WHAT TO DO: Give the data below again exactly as written, without its pictures.

BEGIN

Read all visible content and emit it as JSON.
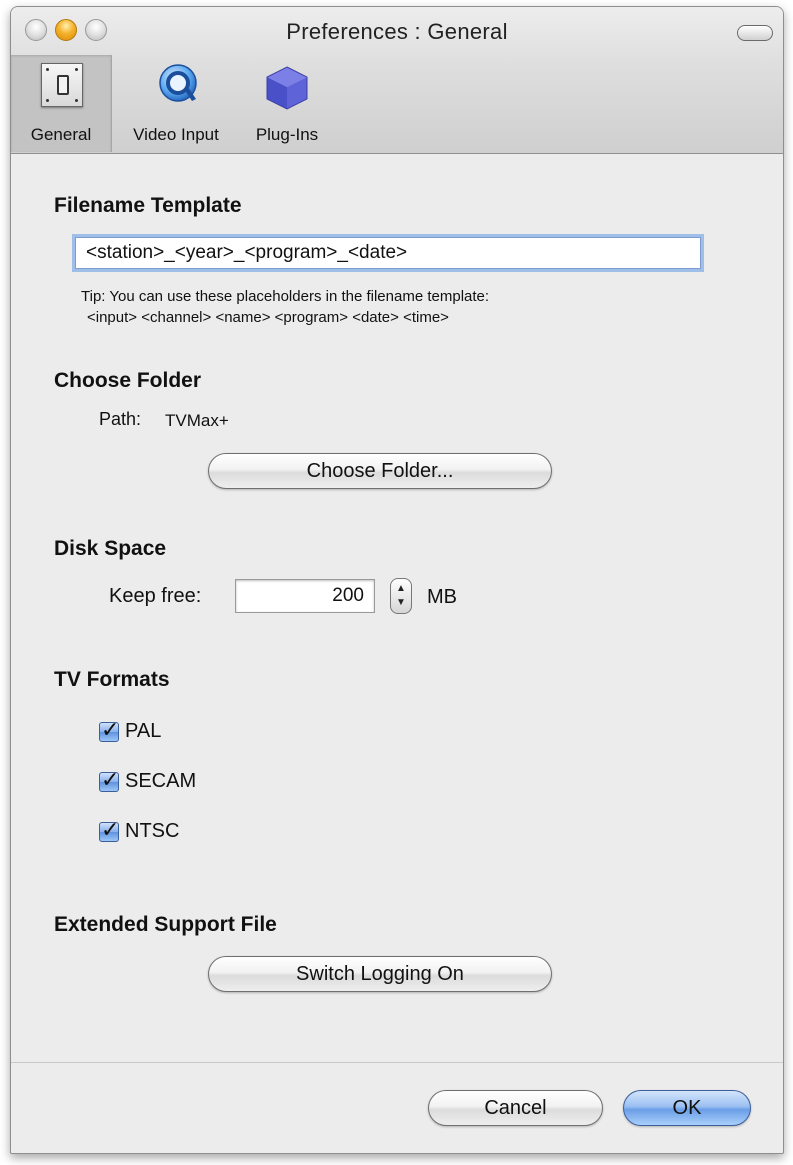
{
  "window": {
    "title": "Preferences : General"
  },
  "toolbar": {
    "items": [
      {
        "label": "General",
        "icon": "switch-icon",
        "selected": true
      },
      {
        "label": "Video Input",
        "icon": "quicktime-icon",
        "selected": false
      },
      {
        "label": "Plug-Ins",
        "icon": "cube-icon",
        "selected": false
      }
    ]
  },
  "filename_template": {
    "heading": "Filename Template",
    "value": "<station>_<year>_<program>_<date>",
    "tip_line1": "Tip: You can use these placeholders in the filename template:",
    "tip_line2": "<input> <channel> <name> <program> <date> <time>"
  },
  "choose_folder": {
    "heading": "Choose Folder",
    "path_label": "Path:",
    "path_value": "TVMax+",
    "button_label": "Choose Folder..."
  },
  "disk_space": {
    "heading": "Disk Space",
    "keep_free_label": "Keep free:",
    "keep_free_value": "200",
    "unit": "MB"
  },
  "tv_formats": {
    "heading": "TV Formats",
    "options": [
      {
        "label": "PAL",
        "checked": true
      },
      {
        "label": "SECAM",
        "checked": true
      },
      {
        "label": "NTSC",
        "checked": true
      }
    ]
  },
  "extended_support": {
    "heading": "Extended Support File",
    "button_label": "Switch Logging On"
  },
  "footer": {
    "cancel_label": "Cancel",
    "ok_label": "OK"
  },
  "colors": {
    "window_bg": "#ececec",
    "focus_ring": "#9fbfe9",
    "default_button": "#6a9ee6",
    "checkbox": "#5f92df"
  }
}
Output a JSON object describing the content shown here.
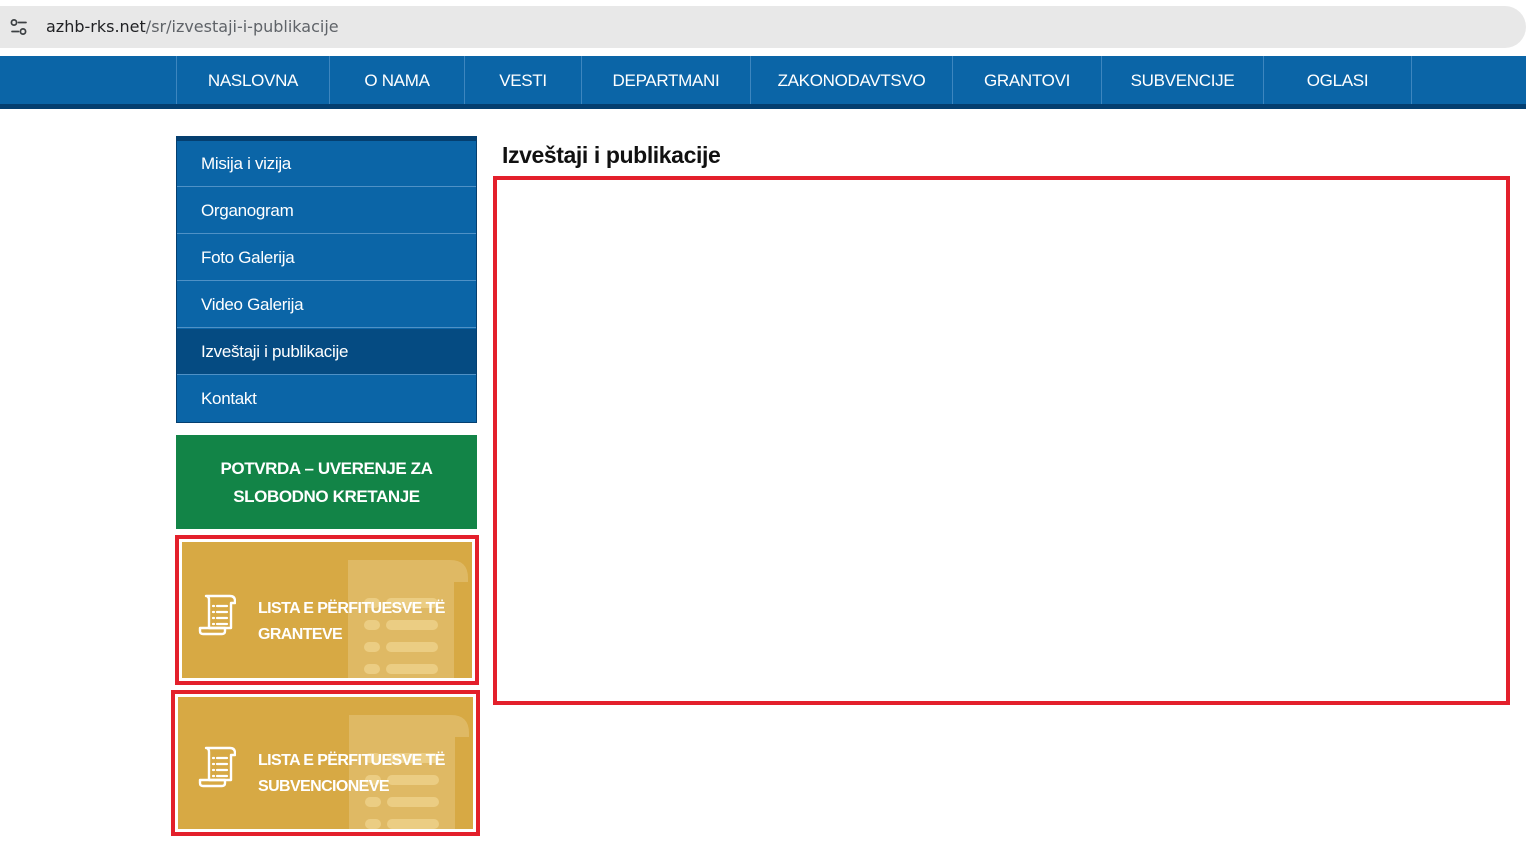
{
  "browser": {
    "url_host": "azhb-rks.net",
    "url_path": "/sr/izvestaji-i-publikacije",
    "site_info_icon": "tune-icon"
  },
  "topnav": {
    "items": [
      {
        "label": "NASLOVNA"
      },
      {
        "label": "O NAMA"
      },
      {
        "label": "VESTI"
      },
      {
        "label": "DEPARTMANI"
      },
      {
        "label": "ZAKONODAVTSVO"
      },
      {
        "label": "GRANTOVI"
      },
      {
        "label": "SUBVENCIJE"
      },
      {
        "label": "OGLASI"
      }
    ]
  },
  "sidebar": {
    "items": [
      {
        "label": "Misija i vizija"
      },
      {
        "label": "Organogram"
      },
      {
        "label": "Foto Galerija"
      },
      {
        "label": "Video Galerija"
      },
      {
        "label": "Izveštaji i publikacije",
        "active": true
      },
      {
        "label": "Kontakt"
      }
    ],
    "green_banner": {
      "line1": "POTVRDA – UVERENJE ZA",
      "line2": "SLOBODNO KRETANJE"
    },
    "gold_banners": [
      {
        "line1": "LISTA E PËRFITUESVE TË",
        "line2": "GRANTEVE",
        "icon": "scroll-list-icon"
      },
      {
        "line1": "LISTA E PËRFITUESVE TË",
        "line2": "SUBVENCIONEVE",
        "icon": "scroll-list-icon"
      }
    ]
  },
  "main": {
    "title": "Izveštaji i publikacije"
  },
  "colors": {
    "nav_blue": "#0b65a7",
    "nav_dark": "#043f70",
    "active_item": "#054b82",
    "green": "#128447",
    "gold": "#d7a944",
    "highlight_red": "#e3202b"
  }
}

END

SOLUTION BELOW:
Read all visible content and emit it as JSON.
{
  "window": {
    "title": "Preferences : General"
  },
  "toolbar": {
    "items": [
      {
        "label": "General",
        "icon": "switch-icon",
        "selected": true
      },
      {
        "label": "Video Input",
        "icon": "quicktime-icon",
        "selected": false
      },
      {
        "label": "Plug-Ins",
        "icon": "cube-icon",
        "selected": false
      }
    ]
  },
  "filename_template": {
    "heading": "Filename Template",
    "value": "<station>_<year>_<program>_<date>",
    "tip_line1": "Tip: You can use these placeholders in the filename template:",
    "tip_line2": "<input> <channel> <name> <program> <date> <time>"
  },
  "choose_folder": {
    "heading": "Choose Folder",
    "path_label": "Path:",
    "path_value": "TVMax+",
    "button_label": "Choose Folder..."
  },
  "disk_space": {
    "heading": "Disk Space",
    "keep_free_label": "Keep free:",
    "keep_free_value": "200",
    "unit": "MB"
  },
  "tv_formats": {
    "heading": "TV Formats",
    "options": [
      {
        "label": "PAL",
        "checked": true
      },
      {
        "label": "SECAM",
        "checked": true
      },
      {
        "label": "NTSC",
        "checked": true
      }
    ]
  },
  "extended_support": {
    "heading": "Extended Support File",
    "button_label": "Switch Logging On"
  },
  "footer": {
    "cancel_label": "Cancel",
    "ok_label": "OK"
  },
  "colors": {
    "window_bg": "#ececec",
    "focus_ring": "#9fbfe9",
    "default_button": "#6a9ee6",
    "checkbox": "#5f92df"
  }
}
Output a JSON object describing the content shown here.
{
  "browser": {
    "url_host": "azhb-rks.net",
    "url_path": "/sr/izvestaji-i-publikacije",
    "site_info_icon": "tune-icon"
  },
  "topnav": {
    "items": [
      {
        "label": "NASLOVNA"
      },
      {
        "label": "O NAMA"
      },
      {
        "label": "VESTI"
      },
      {
        "label": "DEPARTMANI"
      },
      {
        "label": "ZAKONODAVTSVO"
      },
      {
        "label": "GRANTOVI"
      },
      {
        "label": "SUBVENCIJE"
      },
      {
        "label": "OGLASI"
      }
    ]
  },
  "sidebar": {
    "items": [
      {
        "label": "Misija i vizija"
      },
      {
        "label": "Organogram"
      },
      {
        "label": "Foto Galerija"
      },
      {
        "label": "Video Galerija"
      },
      {
        "label": "Izveštaji i publikacije",
        "active": true
      },
      {
        "label": "Kontakt"
      }
    ],
    "green_banner": {
      "line1": "POTVRDA – UVERENJE ZA",
      "line2": "SLOBODNO KRETANJE"
    },
    "gold_banners": [
      {
        "line1": "LISTA E PËRFITUESVE TË",
        "line2": "GRANTEVE",
        "icon": "scroll-list-icon"
      },
      {
        "line1": "LISTA E PËRFITUESVE TË",
        "line2": "SUBVENCIONEVE",
        "icon": "scroll-list-icon"
      }
    ]
  },
  "main": {
    "title": "Izveštaji i publikacije"
  },
  "colors": {
    "nav_blue": "#0b65a7",
    "nav_dark": "#043f70",
    "active_item": "#054b82",
    "green": "#128447",
    "gold": "#d7a944",
    "highlight_red": "#e3202b"
  }
}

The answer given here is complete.